Last week I bought an e-reader. I also bought a lot of books. Paperback books. The world didn't end.
Yes, yes, how very 2010, but I've spent the last couple of years thinking my iphone was a good enough e-reader. And it is splendid. But, those Nook things are only £29 – how bad can they be?
Actually amazing. They look so much like paper I made three attempts at peeling off the welcome screen. They make consuming books so wonderfully easy – Lady Molly Of Scotland Yard has sat on my iphone for over a year, but she solved her last crime in a little over an hour.
There is a problem – I have never been a monogamous reader. I always feel guilty when there are more than four books by the bed. But my nook has made cheating sinfully easy. After a day I caught myself actively punishing books. If something happens in them that I don't care for then zip! Off to something else. If those nuns are in trouble, then farewell! Too many pages in Italics? Then I'll call you back, Dan Brown.
I'm sure there's a phrase for this phenomenon, but I can see a time when my e-reader is little more than a collection of banished suitors. Thomas Hardy is going to be a bugger to finish on an e-reader. I wonder if I'm alone in this? I wonder if future editors will tell writers “You're going to lose people here...” as readers become channel surfers, bailing on books when the hero does something annoying, or a beloved character dies?

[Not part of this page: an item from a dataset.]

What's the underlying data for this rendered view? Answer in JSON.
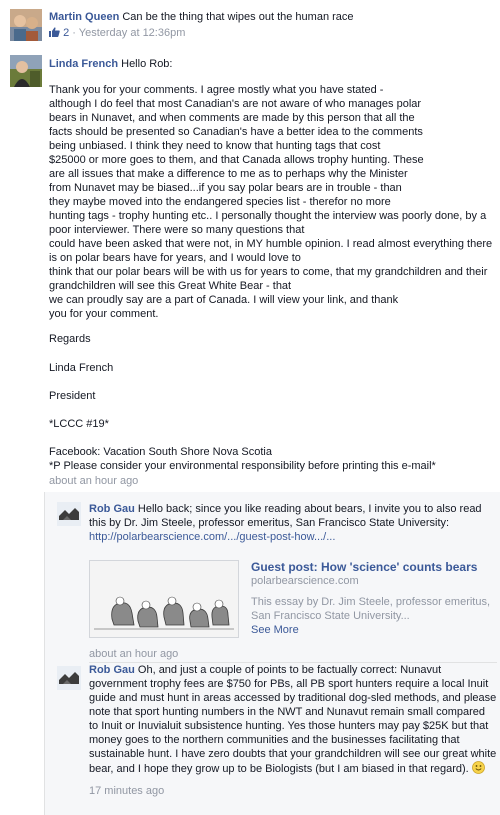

As well as Dan Brown (yeah, I was back within 5 minutes), I've also been reading Jamaica Inn. In paperback. It's a brilliant example of a book that doesn't stand a chance on my e-reader. It's a skilful exercise of the “Don't go into the spooky house, Doris!” variety. When I'm not cheering on the heroine, I'm yelling at her – don't hide in the parlour! Don't go off with him! Don't sell that pony! I wouldn't have finished this book on an e-reader. I'd also have had to buy a new one. My lovely old Penguin has been thrown angrily into a corner twice.
While they're busy changing the way new books will be written, they're a fantastic way of unlocking old ones. I love my classic crime, and there's a whole host of obscure detectives suddenly within my grasp (seriously, Lady Molly of Scotland Yard). But still... searching Project Gutenberg is never going to replace the joy of nosing around a second hand bookshop. Perhaps we'll just get better at deciding what deserves space on our shelve. The physical books we buy will be the ones that proclaim loudly “This is who I am”.
One thing I would change about e-readers would be an option to change the cover on them so that it tells people exactly what you're reading. Perhaps in the style of an old Penguin. Why yes, I am reading that. No, wait, I've changed my mind, I'm reading this. No, oops, now it's 50 Shades.
But it is not my ideal world. I can tell this because cats do not have the vote, steam trains don't run over the grave of Dr Beeching, and it is not compulsory to watch Daleks 2150 AD once a year. So perhaps that's a good thing. And, at the end of the day, e-readers are about people making their own decisions.
I was doing some research into Penguins recently, and was told that, until Allen Lane invented them, ordinary people by and large didn't bother with books. Bookshops were scary places and books were serious things. Then along comes Penguin and books are suddenly all the rage and tremendous fun. So maybe, e-readers are today's Penguins. Just not orange.